(Data records for software interfaces)
* * * * * * * * *

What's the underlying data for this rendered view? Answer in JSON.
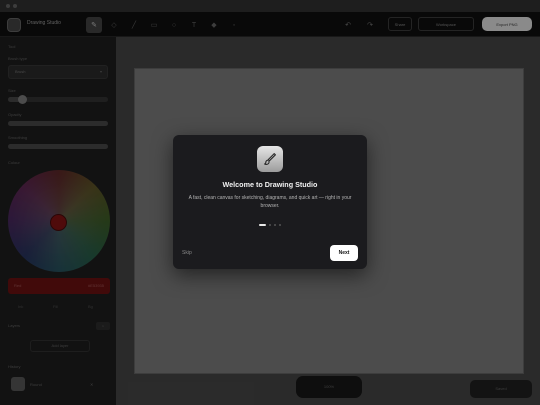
{
  "header": {
    "app_title": "Drawing Studio",
    "share_label": "Share",
    "workspace_label": "Workspace",
    "export_label": "Export PNG"
  },
  "sidebar": {
    "section_label": "Tool",
    "brush_label": "Brush type",
    "brush_value": "Brush",
    "size_label": "Size",
    "size_value": "8",
    "size_level": 0.14,
    "opacity_label": "Opacity",
    "opacity_value": "100",
    "opacity_level": 1.0,
    "smoothing_label": "Smoothing",
    "smoothing_value": "50",
    "smoothing_level": 1.0,
    "color_label": "Colour",
    "color_name": "Red",
    "color_hex": "#E53935",
    "swatch_labels": [
      "Ink",
      "Fill",
      "Bg"
    ],
    "layers_label": "Layers",
    "layers_count": "1",
    "add_layer_label": "Add layer",
    "history_label": "History",
    "brush_preview_label": "Round"
  },
  "canvas": {
    "zoom_label": "100%",
    "status_label": "Saved"
  },
  "modal": {
    "title": "Welcome to Drawing Studio",
    "body": "A fast, clean canvas for sketching, diagrams, and quick art — right in your browser.",
    "skip_label": "Skip",
    "next_label": "Next",
    "step_total": 4,
    "step_current": 1
  },
  "colors": {
    "accent": "#ffffff",
    "modal_bg": "#1b1b1e",
    "selected_color": "#e53935"
  },
  "icons": {
    "modal_icon": "paintbrush-icon"
  }
}
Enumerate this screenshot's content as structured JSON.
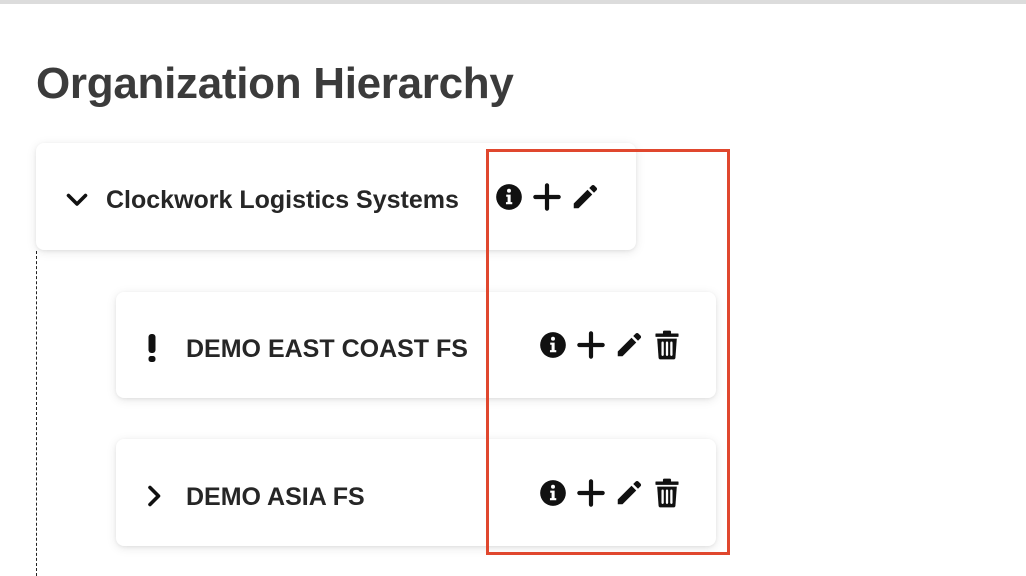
{
  "page": {
    "title": "Organization Hierarchy"
  },
  "colors": {
    "title": "#3b3b3b",
    "text": "#262626",
    "icon": "#111111",
    "highlight": "#e0472e"
  },
  "tree": {
    "root": {
      "label": "Clockwork Logistics Systems",
      "lead_icon": "chevron-down-icon",
      "actions": [
        "info-icon",
        "plus-icon",
        "pencil-icon"
      ]
    },
    "children": [
      {
        "label": "DEMO EAST COAST FS",
        "lead_icon": "exclamation-icon",
        "actions": [
          "info-icon",
          "plus-icon",
          "pencil-icon",
          "trash-icon"
        ]
      },
      {
        "label": "DEMO ASIA FS",
        "lead_icon": "chevron-right-icon",
        "actions": [
          "info-icon",
          "plus-icon",
          "pencil-icon",
          "trash-icon"
        ]
      }
    ]
  }
}
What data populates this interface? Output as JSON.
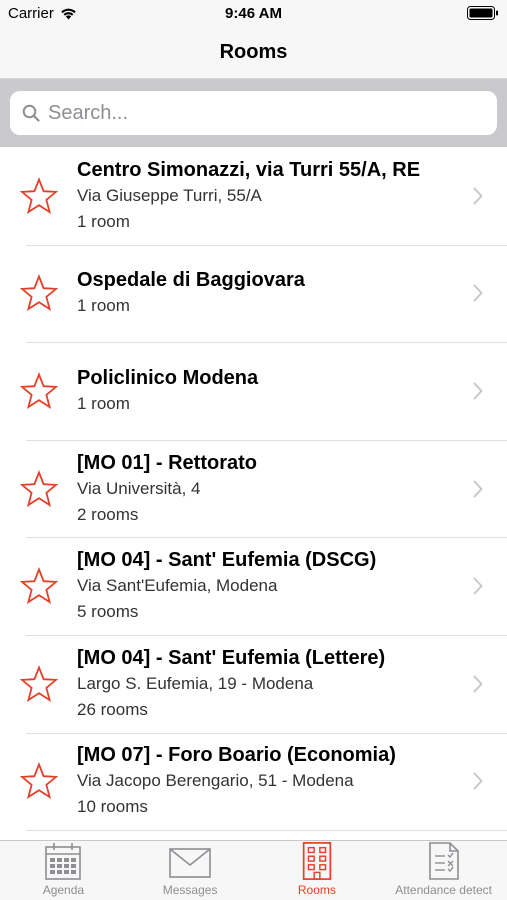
{
  "status_bar": {
    "carrier": "Carrier",
    "time": "9:46 AM"
  },
  "nav": {
    "title": "Rooms"
  },
  "search": {
    "placeholder": "Search..."
  },
  "colors": {
    "accent": "#e2412a",
    "inactive": "#8e8e93"
  },
  "rooms": [
    {
      "title": "Centro Simonazzi, via Turri 55/A, RE",
      "address": "Via Giuseppe Turri, 55/A",
      "count": "1 room"
    },
    {
      "title": "Ospedale di Baggiovara",
      "address": "",
      "count": "1 room"
    },
    {
      "title": "Policlinico Modena",
      "address": "",
      "count": "1 room"
    },
    {
      "title": "[MO 01]  - Rettorato",
      "address": "Via Università, 4",
      "count": "2 rooms"
    },
    {
      "title": "[MO 04] - Sant' Eufemia (DSCG)",
      "address": "Via Sant'Eufemia, Modena",
      "count": "5 rooms"
    },
    {
      "title": "[MO 04] - Sant' Eufemia (Lettere)",
      "address": "Largo S. Eufemia, 19 - Modena",
      "count": "26 rooms"
    },
    {
      "title": "[MO 07]  - Foro Boario (Economia)",
      "address": "Via Jacopo Berengario, 51 - Modena",
      "count": "10 rooms"
    }
  ],
  "tabs": [
    {
      "label": "Agenda",
      "icon": "calendar-icon",
      "active": false
    },
    {
      "label": "Messages",
      "icon": "envelope-icon",
      "active": false
    },
    {
      "label": "Rooms",
      "icon": "building-icon",
      "active": true
    },
    {
      "label": "Attendance detect",
      "icon": "checklist-icon",
      "active": false
    }
  ]
}
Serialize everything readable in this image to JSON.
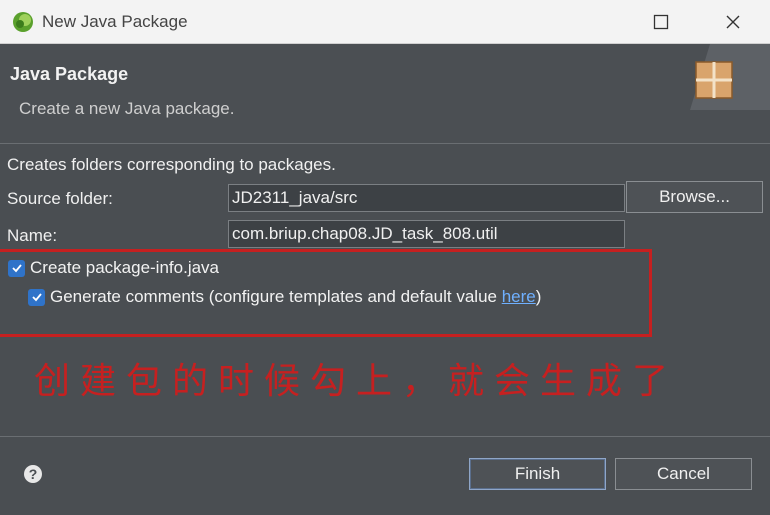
{
  "window": {
    "title": "New Java Package",
    "icons": {
      "app": "eclipse-icon",
      "maximize": "maximize-icon",
      "close": "close-icon"
    }
  },
  "banner": {
    "heading": "Java Package",
    "description": "Create a new Java package.",
    "icon": "package-wizard-icon"
  },
  "form": {
    "intro": "Creates folders corresponding to packages.",
    "source_folder_label": "Source folder:",
    "source_folder_value": "JD2311_java/src",
    "browse_label": "Browse...",
    "name_label": "Name:",
    "name_value": "com.briup.chap08.JD_task_808.util"
  },
  "options": {
    "create_info": {
      "label": "Create package-info.java",
      "checked": true
    },
    "generate_comments": {
      "label": "Generate comments (configure templates and default value ",
      "link": "here",
      "suffix": ")",
      "checked": true
    }
  },
  "annotation": {
    "text": "创建包的时候勾上，就会生成了",
    "color": "#c62020"
  },
  "footer": {
    "help_icon": "help-icon",
    "finish_label": "Finish",
    "cancel_label": "Cancel"
  },
  "colors": {
    "background": "#4a4e52",
    "accent": "#2f73c9",
    "link": "#6fb0ff",
    "annotation": "#c62020"
  }
}
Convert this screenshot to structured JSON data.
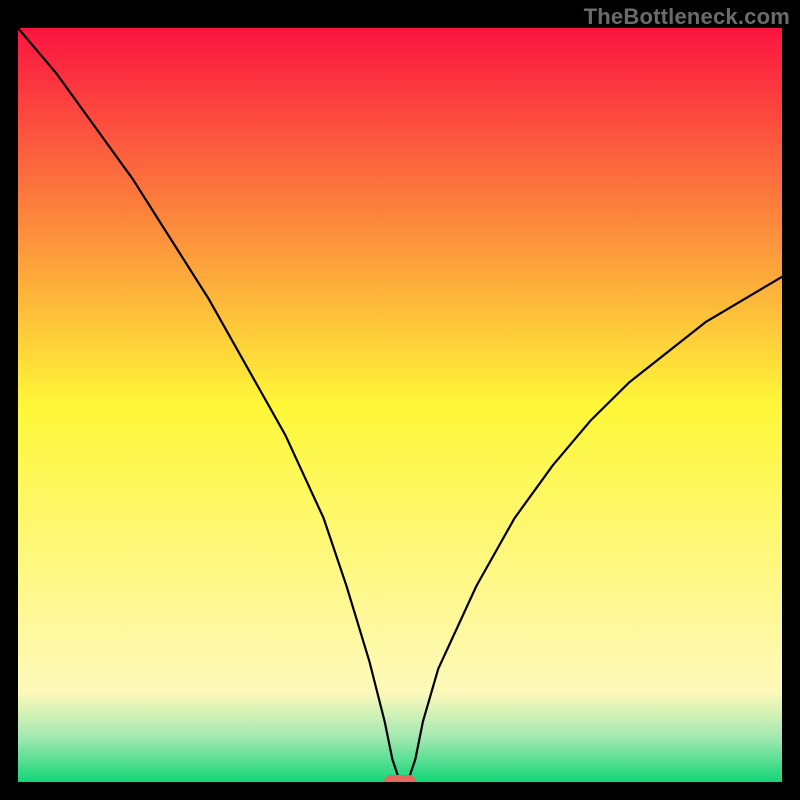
{
  "watermark": "TheBottleneck.com",
  "chart_data": {
    "type": "line",
    "title": "",
    "xlabel": "",
    "ylabel": "",
    "xlim": [
      0,
      100
    ],
    "ylim": [
      0,
      100
    ],
    "grid": false,
    "legend": false,
    "series": [
      {
        "name": "curve",
        "x": [
          0,
          5,
          10,
          15,
          20,
          25,
          30,
          35,
          40,
          43,
          46,
          48,
          49,
          50,
          51,
          52,
          53,
          55,
          60,
          65,
          70,
          75,
          80,
          85,
          90,
          95,
          100
        ],
        "values": [
          100,
          94,
          87,
          80,
          72,
          64,
          55,
          46,
          35,
          26,
          16,
          8,
          3,
          0,
          0,
          3,
          8,
          15,
          26,
          35,
          42,
          48,
          53,
          57,
          61,
          64,
          67
        ]
      }
    ],
    "marker": {
      "x": 50,
      "y": 0,
      "color": "#e46a5e"
    },
    "background_gradient": {
      "stops": [
        {
          "offset": 0.0,
          "color": "#fb1440"
        },
        {
          "offset": 0.5,
          "color": "#fef738"
        },
        {
          "offset": 0.88,
          "color": "#fef9ba"
        },
        {
          "offset": 0.94,
          "color": "#a4e9b2"
        },
        {
          "offset": 1.0,
          "color": "#12d677"
        }
      ]
    }
  }
}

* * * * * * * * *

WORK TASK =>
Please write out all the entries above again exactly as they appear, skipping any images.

RESPONSE TO THE TASK =>
What's the underlying data for this rendered view? Answer in JSON.
{
  "header": {
    "app_title": "Drawing Studio",
    "share_label": "Share",
    "workspace_label": "Workspace",
    "export_label": "Export PNG"
  },
  "sidebar": {
    "section_label": "Tool",
    "brush_label": "Brush type",
    "brush_value": "Brush",
    "size_label": "Size",
    "size_value": "8",
    "size_level": 0.14,
    "opacity_label": "Opacity",
    "opacity_value": "100",
    "opacity_level": 1.0,
    "smoothing_label": "Smoothing",
    "smoothing_value": "50",
    "smoothing_level": 1.0,
    "color_label": "Colour",
    "color_name": "Red",
    "color_hex": "#E53935",
    "swatch_labels": [
      "Ink",
      "Fill",
      "Bg"
    ],
    "layers_label": "Layers",
    "layers_count": "1",
    "add_layer_label": "Add layer",
    "history_label": "History",
    "brush_preview_label": "Round"
  },
  "canvas": {
    "zoom_label": "100%",
    "status_label": "Saved"
  },
  "modal": {
    "title": "Welcome to Drawing Studio",
    "body": "A fast, clean canvas for sketching, diagrams, and quick art — right in your browser.",
    "skip_label": "Skip",
    "next_label": "Next",
    "step_total": 4,
    "step_current": 1
  },
  "colors": {
    "accent": "#ffffff",
    "modal_bg": "#1b1b1e",
    "selected_color": "#e53935"
  },
  "icons": {
    "modal_icon": "paintbrush-icon"
  }
}
Enumerate this screenshot's content as structured JSON.
{
  "page": {
    "title": "Organization Hierarchy"
  },
  "colors": {
    "title": "#3b3b3b",
    "text": "#262626",
    "icon": "#111111",
    "highlight": "#e0472e"
  },
  "tree": {
    "root": {
      "label": "Clockwork Logistics Systems",
      "lead_icon": "chevron-down-icon",
      "actions": [
        "info-icon",
        "plus-icon",
        "pencil-icon"
      ]
    },
    "children": [
      {
        "label": "DEMO EAST COAST FS",
        "lead_icon": "exclamation-icon",
        "actions": [
          "info-icon",
          "plus-icon",
          "pencil-icon",
          "trash-icon"
        ]
      },
      {
        "label": "DEMO ASIA FS",
        "lead_icon": "chevron-right-icon",
        "actions": [
          "info-icon",
          "plus-icon",
          "pencil-icon",
          "trash-icon"
        ]
      }
    ]
  }
}
What data populates this interface? Output as JSON.
{
  "status_bar": {
    "carrier": "Carrier",
    "time": "9:46 AM"
  },
  "nav": {
    "title": "Rooms"
  },
  "search": {
    "placeholder": "Search..."
  },
  "colors": {
    "accent": "#e2412a",
    "inactive": "#8e8e93"
  },
  "rooms": [
    {
      "title": "Centro Simonazzi, via Turri 55/A, RE",
      "address": "Via Giuseppe Turri, 55/A",
      "count": "1 room"
    },
    {
      "title": "Ospedale di Baggiovara",
      "address": "",
      "count": "1 room"
    },
    {
      "title": "Policlinico Modena",
      "address": "",
      "count": "1 room"
    },
    {
      "title": "[MO 01]  - Rettorato",
      "address": "Via Università, 4",
      "count": "2 rooms"
    },
    {
      "title": "[MO 04] - Sant' Eufemia (DSCG)",
      "address": "Via Sant'Eufemia, Modena",
      "count": "5 rooms"
    },
    {
      "title": "[MO 04] - Sant' Eufemia (Lettere)",
      "address": "Largo S. Eufemia, 19 - Modena",
      "count": "26 rooms"
    },
    {
      "title": "[MO 07]  - Foro Boario (Economia)",
      "address": "Via Jacopo Berengario, 51 - Modena",
      "count": "10 rooms"
    }
  ],
  "tabs": [
    {
      "label": "Agenda",
      "icon": "calendar-icon",
      "active": false
    },
    {
      "label": "Messages",
      "icon": "envelope-icon",
      "active": false
    },
    {
      "label": "Rooms",
      "icon": "building-icon",
      "active": true
    },
    {
      "label": "Attendance detect",
      "icon": "checklist-icon",
      "active": false
    }
  ]
}
Serialize everything readable in this image to JSON.
{
  "window": {
    "title": "New Java Package",
    "icons": {
      "app": "eclipse-icon",
      "maximize": "maximize-icon",
      "close": "close-icon"
    }
  },
  "banner": {
    "heading": "Java Package",
    "description": "Create a new Java package.",
    "icon": "package-wizard-icon"
  },
  "form": {
    "intro": "Creates folders corresponding to packages.",
    "source_folder_label": "Source folder:",
    "source_folder_value": "JD2311_java/src",
    "browse_label": "Browse...",
    "name_label": "Name:",
    "name_value": "com.briup.chap08.JD_task_808.util"
  },
  "options": {
    "create_info": {
      "label": "Create package-info.java",
      "checked": true
    },
    "generate_comments": {
      "label": "Generate comments (configure templates and default value ",
      "link": "here",
      "suffix": ")",
      "checked": true
    }
  },
  "annotation": {
    "text": "创建包的时候勾上，就会生成了",
    "color": "#c62020"
  },
  "footer": {
    "help_icon": "help-icon",
    "finish_label": "Finish",
    "cancel_label": "Cancel"
  },
  "colors": {
    "background": "#4a4e52",
    "accent": "#2f73c9",
    "link": "#6fb0ff",
    "annotation": "#c62020"
  }
}
Convert this screenshot to structured JSON data.
{
  "watermark": "TheBottleneck.com",
  "chart_data": {
    "type": "line",
    "title": "",
    "xlabel": "",
    "ylabel": "",
    "xlim": [
      0,
      100
    ],
    "ylim": [
      0,
      100
    ],
    "grid": false,
    "legend": false,
    "series": [
      {
        "name": "curve",
        "x": [
          0,
          5,
          10,
          15,
          20,
          25,
          30,
          35,
          40,
          43,
          46,
          48,
          49,
          50,
          51,
          52,
          53,
          55,
          60,
          65,
          70,
          75,
          80,
          85,
          90,
          95,
          100
        ],
        "values": [
          100,
          94,
          87,
          80,
          72,
          64,
          55,
          46,
          35,
          26,
          16,
          8,
          3,
          0,
          0,
          3,
          8,
          15,
          26,
          35,
          42,
          48,
          53,
          57,
          61,
          64,
          67
        ]
      }
    ],
    "marker": {
      "x": 50,
      "y": 0,
      "color": "#e46a5e"
    },
    "background_gradient": {
      "stops": [
        {
          "offset": 0.0,
          "color": "#fb1440"
        },
        {
          "offset": 0.5,
          "color": "#fef738"
        },
        {
          "offset": 0.88,
          "color": "#fef9ba"
        },
        {
          "offset": 0.94,
          "color": "#a4e9b2"
        },
        {
          "offset": 1.0,
          "color": "#12d677"
        }
      ]
    }
  }
}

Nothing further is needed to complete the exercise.